President Trump is doing something relatively rare in American politics – he is fulfilling his campaign promises. One of the several promises made by candidate Trump was to eliminate the problems for churches and religious leaders caused by the Johnson Amendment. Exactly what is the Johnson Amendment? How has it been used? And how should it be fixed?
In essence, the Johnson Amendment prohibits tax-exempt 501(c)3 organizations from engaging or speaking on matters related to political campaigns. In 1954, then-Sen. Lyndon Johnson wanted to weaken organizations politically opposed to him — so he conditioned all such organizations’ tax-exempt status on their remaining silent in political matters. Since that time, the amendment has been used to muzzle anything remotely perceived as political speech from tax-exempt organizations, religious and nonreligious, on both sides of the aisle. This overly broad muzzling has included comments of pastors speaking from the pulpit about candidates as well as policy matters. Simply put, the Johnson Amendment has been used to censor speech — something that should never have occurred.
To address these concerns, the Free Speech Fairness Act was introduced in the House of Representatives last year by Majority Whip Steve Scalise, R-La. It has been reintroduced in the 115th Congress with a companion Senate version sponsored by Sen. James Lankford, R-Okla. The bill allows speech from the pulpit even if it touches on political matters. Indeed, it allows all tax-exempt organizations to engage in speech during their ordinary activities, as long as they don’t spend money on such speech. These provisions address the problematic censoring of speech, while leaving in place the restrictions on tax-exempt organizations from using their funds for political activities.
Pastors will decide differently how and if they will engage on political issues. That is not the point of this legislation. The point is to ensure that those who wish to engage in such speech are free to do so. They would be under the Free Speech Fairness Act.
Dr. Martin Luther King Jr. spoke out forcefully from the pulpit on political matters that required change, and we are all glad he did so. It benefits us all to have such change agents speak freely from the pulpit.
Since the birth of our nation, pastors and churches have been at the forefront of shaping public debate and our choice of public servants. What would America look like today had King or the Rev. Lyman Beecher, a leading abolitionist, been muzzled by the IRS?
King once wrote: “The church must be reminded that it is not the master or the servant of the state, but rather the conscience of the state.
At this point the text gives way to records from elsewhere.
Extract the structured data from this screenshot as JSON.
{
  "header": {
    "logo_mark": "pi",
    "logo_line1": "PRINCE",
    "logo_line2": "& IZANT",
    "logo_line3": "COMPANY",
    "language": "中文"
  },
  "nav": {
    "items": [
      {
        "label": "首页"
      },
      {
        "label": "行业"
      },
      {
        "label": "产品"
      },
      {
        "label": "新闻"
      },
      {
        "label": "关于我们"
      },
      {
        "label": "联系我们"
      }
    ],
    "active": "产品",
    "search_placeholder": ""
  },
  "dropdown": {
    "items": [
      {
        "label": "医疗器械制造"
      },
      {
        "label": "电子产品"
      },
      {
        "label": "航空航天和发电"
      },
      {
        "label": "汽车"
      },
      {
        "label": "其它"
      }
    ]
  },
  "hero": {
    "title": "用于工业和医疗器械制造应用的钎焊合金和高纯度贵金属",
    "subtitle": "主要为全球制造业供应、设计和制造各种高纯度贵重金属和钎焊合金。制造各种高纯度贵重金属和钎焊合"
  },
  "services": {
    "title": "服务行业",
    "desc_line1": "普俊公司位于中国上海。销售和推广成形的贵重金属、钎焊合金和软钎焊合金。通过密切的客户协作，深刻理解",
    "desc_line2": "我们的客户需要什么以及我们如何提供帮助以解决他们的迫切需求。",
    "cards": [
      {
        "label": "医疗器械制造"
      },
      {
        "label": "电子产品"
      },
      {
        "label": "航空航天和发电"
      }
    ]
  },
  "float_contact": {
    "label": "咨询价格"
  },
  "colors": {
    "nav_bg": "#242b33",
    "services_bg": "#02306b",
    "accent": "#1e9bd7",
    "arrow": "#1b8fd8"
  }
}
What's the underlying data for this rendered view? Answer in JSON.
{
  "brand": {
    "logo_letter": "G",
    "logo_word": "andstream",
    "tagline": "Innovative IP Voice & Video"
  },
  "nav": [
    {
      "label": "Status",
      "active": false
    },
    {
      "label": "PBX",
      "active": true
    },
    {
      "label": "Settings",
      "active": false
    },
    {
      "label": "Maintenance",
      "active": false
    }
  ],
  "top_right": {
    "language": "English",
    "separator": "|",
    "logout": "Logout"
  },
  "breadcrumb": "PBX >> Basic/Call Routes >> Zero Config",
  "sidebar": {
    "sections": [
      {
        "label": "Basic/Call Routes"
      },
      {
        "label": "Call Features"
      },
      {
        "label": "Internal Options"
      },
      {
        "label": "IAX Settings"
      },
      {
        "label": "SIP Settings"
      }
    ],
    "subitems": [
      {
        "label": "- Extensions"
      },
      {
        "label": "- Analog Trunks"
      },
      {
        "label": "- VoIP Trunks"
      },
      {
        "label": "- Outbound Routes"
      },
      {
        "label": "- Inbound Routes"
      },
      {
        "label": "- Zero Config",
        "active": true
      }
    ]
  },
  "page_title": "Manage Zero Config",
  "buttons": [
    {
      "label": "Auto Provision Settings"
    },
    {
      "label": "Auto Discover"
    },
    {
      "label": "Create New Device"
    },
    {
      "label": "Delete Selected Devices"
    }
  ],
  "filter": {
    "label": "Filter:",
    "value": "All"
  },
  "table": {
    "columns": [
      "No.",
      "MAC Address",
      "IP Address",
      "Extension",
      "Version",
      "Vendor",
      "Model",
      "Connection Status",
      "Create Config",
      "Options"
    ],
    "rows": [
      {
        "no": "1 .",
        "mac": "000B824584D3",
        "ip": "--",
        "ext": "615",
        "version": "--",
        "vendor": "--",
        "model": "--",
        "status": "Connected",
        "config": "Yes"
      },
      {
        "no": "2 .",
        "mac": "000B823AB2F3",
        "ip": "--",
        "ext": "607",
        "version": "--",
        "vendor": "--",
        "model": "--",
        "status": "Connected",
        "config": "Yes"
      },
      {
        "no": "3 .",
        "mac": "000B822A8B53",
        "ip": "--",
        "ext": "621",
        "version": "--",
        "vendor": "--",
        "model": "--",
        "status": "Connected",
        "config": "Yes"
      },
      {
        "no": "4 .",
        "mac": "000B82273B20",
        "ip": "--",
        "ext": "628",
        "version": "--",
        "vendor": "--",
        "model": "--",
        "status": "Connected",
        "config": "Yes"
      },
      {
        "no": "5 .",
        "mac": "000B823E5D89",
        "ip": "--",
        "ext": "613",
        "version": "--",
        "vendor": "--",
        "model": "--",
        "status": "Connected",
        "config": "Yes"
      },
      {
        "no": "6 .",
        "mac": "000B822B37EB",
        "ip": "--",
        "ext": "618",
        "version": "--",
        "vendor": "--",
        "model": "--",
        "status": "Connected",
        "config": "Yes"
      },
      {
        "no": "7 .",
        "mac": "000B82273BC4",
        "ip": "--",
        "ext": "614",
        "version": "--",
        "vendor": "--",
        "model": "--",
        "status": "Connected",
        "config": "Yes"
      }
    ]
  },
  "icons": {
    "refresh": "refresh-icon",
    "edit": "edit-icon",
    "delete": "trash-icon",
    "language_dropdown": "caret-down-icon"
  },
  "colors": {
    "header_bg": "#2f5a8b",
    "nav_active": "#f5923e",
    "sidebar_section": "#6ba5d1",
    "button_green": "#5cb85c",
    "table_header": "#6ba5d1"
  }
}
It must be the guide and the critic of the state, and never its tool.” The church should not have to gain its authority or approval to speak from the government because doing so reduces it to a servant of the state.
More free speech for advocates in the public square should be something that everyone can get behind, whether Democrat or Republican. All pastors will be able to speak more freely, regardless of the party affiliation of the policies they are backing. And nonreligious nonprofits will have more freedom to speak, whether on political solutions to an environmental problem, a health care issue or anything else of concern to them. In addition to the practical reasons for change, the current IRS guidance restricting the speech of pastors and others is very likely unconstitutional.
For all these reasons and more, we are hopeful that the Free Speech Fairness Act can find the broad and bipartisan support it deserves. All nonprofits stand to gain from this legislation. If we can find the support to pass this legislation, President Trump — who wants to eliminate the problems with the Johnson Amendment — will sign it. Please join me in supporting more free speech for all Americans and back the Free Speech Fairness Act.
Tony Perkins is president of the Family Research Council
Courtesy: Religion News Service
Photo: Republican presidential nominee Donald Trump attends a church service in Detroit on Sept. 3, 2016.
Photo courtesy: Reuters/Carlo Allegri
Publication date: February 10, 2017